Willie McLaurin, interim president and CEO of the Southern Baptist Convention Executive Committee, preached at Franklin Avenue Baptist Church in New Orleans June 11. (Photo by Sonya Singh)
This article was written by Diana Chandler, Baptist Press senior writer, and was originally published at baptistpress.com
NEW ORLEANS (BP) — Willie McLaurin, interim president and CEO of the Southern Baptist Convention Executive Committee, exhorted churches to use their spiritual gifts to glorify God in a June 11 sermon at Franklin Avenue Baptist Church in New Orleans.

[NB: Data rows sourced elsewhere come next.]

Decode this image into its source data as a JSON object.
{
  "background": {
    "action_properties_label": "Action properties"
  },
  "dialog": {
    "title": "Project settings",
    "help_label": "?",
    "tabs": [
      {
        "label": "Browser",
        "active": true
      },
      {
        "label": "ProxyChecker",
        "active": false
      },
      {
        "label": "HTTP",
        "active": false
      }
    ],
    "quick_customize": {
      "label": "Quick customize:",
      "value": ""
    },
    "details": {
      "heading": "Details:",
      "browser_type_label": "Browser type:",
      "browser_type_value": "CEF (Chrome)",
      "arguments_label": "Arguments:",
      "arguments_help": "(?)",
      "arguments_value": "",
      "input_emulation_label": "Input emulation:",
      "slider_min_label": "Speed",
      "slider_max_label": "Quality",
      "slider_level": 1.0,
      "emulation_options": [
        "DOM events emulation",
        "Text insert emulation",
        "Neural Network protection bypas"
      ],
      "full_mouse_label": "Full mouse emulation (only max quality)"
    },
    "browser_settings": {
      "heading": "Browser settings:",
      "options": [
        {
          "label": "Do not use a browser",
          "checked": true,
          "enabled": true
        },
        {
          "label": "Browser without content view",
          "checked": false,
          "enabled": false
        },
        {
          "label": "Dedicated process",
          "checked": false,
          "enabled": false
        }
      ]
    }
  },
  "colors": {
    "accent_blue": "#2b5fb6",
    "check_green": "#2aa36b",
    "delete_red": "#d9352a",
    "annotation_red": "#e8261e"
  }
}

Biblical values of focused worship, Gospel action, effective prayer and unconditional love are key in glorifying God in word and deed, McLaurin preached, standing on 1 Peter 4:10-11 as a text.
“I’m convinced and convicted today that we exist in order that we might bring glory to God,” McLaurin said, using the early church as referenced in Acts 2 as an example. “The testimony of the early church is these were they that turned the world upside down and right-side up. They were devoted to the apostles’ preaching and teaching. They were devoted to the fellowship. They were devoted to the breaking of bread, and then they were devoted to praying.”
Vibrant churches prioritize biblical values, McLaurin said.
“Brothers and sisters, we live in a culture that devalues values,” McLaurin said. “We live in a culture where anything goes and everything is acceptable. But Peter reminds us that we have godly standards that we are called to live by. You are a chosen generation, a royal priesthood, a holy nation, a peculiar people that you should show forth the praises of Him Who brought you out of the darkness.”
McLaurin preached before thousands gathered in worship at the pastorate of Fred Luter, who is the lone African American ever elected as SBC president, having served from 2012-2014. McLaurin is the first African American to lead an SBC entity in his role as interim president and CEO of the SBC Executive Committee. More than 100 SBC leaders and annual meeting attendees were recognized among worshipers.
The biblical truth, McLaurin said, is found only in the infallible, inerrant, inspired and authoritative Word of God.
“We are called to biblical values,” he said. “We are called to live differently before this dying world.”
McLaurin encouraged believers in their prayer lives, exhorting them to pray believing God for an answer, to pray expecting God to answer, to pray earnestly and to pray eagerly, supporting his encouragement with Mark 11:24 and Matthew 7:7-8.
“If prayer is not your foundation, your foundation will fall apart,” McLaurin said. “And if prayer is not your main business, you will soon be out of business. Brothers and sisters, we live in a time and in a generation where we need to pray more than ever before.
“Our pastors need prayer. Our churches need prayer. Our Southern Baptist family needs prayer. Our country needs prayer. Our world needs prayer,” he said. “Prayer always precedes great things of God. If we are going to see a public movement of God, there must be those private moments with God. Don’t expect God to move corporately if you’re not looking up at God privately.”
McLaurin encouraged Christians to operate within their God-given gifts, including the gifts of salvation, the Holy Spirit and a spiritual gift that makes us suited for particular ministry.
He also called them to exhibit sincere love, citing 1 Peter 4:8 and 1 Peter 1:22.
“He says above all, love each other deeply,” McLaurin said. “This phrase above all means we ought to put our priority and our premium on loving. There are some other things we need to do, but the priority in our lives should be on loving other people. Above all, love each other not with a surface love, but love each other deeply.”
Put love on display, living hospitably, McLaurin urged, citing 1 Peter 4:9.
“We’re called to be hospitable,” he said, “not just to those that are lovely, not just to those who are friendly or fun to be around, not just those who look like we look or deposit the way we deposit. But we’re called to open our arms and make everybody feel welcome.”
He referenced the criticism Jesus endured on earth because he ate with and spent time with sinners.
“We’re called, brothers and sisters, to offer hospitality to people regardless of their nationality, their age, their color or their social status,” McLaurin preached. “If they’re a friend of Jesus, they ought to be a friend of mine.”
Forgiveness is the proof of love, McLaurin said, referencing Peter.
“Love each other deeply. Why? Because love covers a multitude of sin,” he said. “Brothers and sisters, we’re called to have the type of love that is quick to forgive, the type of love that does not put everything under a microscope.”
McLaurin quoted an oft-repeated phrase of the late Adrian Rodgers, who served three terms as SBC president.
“Sin will take you further than you wanted to go, sin will keep you longer than you wanted to stay, and sin will cost you more than you wanted to pay,” McLaurin said. “But I’m so thankful, that according to Romans 5:8, that God demonstrated His love for us, that while we were yet sinners, He died for the ungodly.
“You were hopeless and you were helpless, but there’s nothing so good that you can do to cause God to love you any more. There’s nothing so bad you can do to cause God to love you any less. It’s just the unconditional love of Jesus.”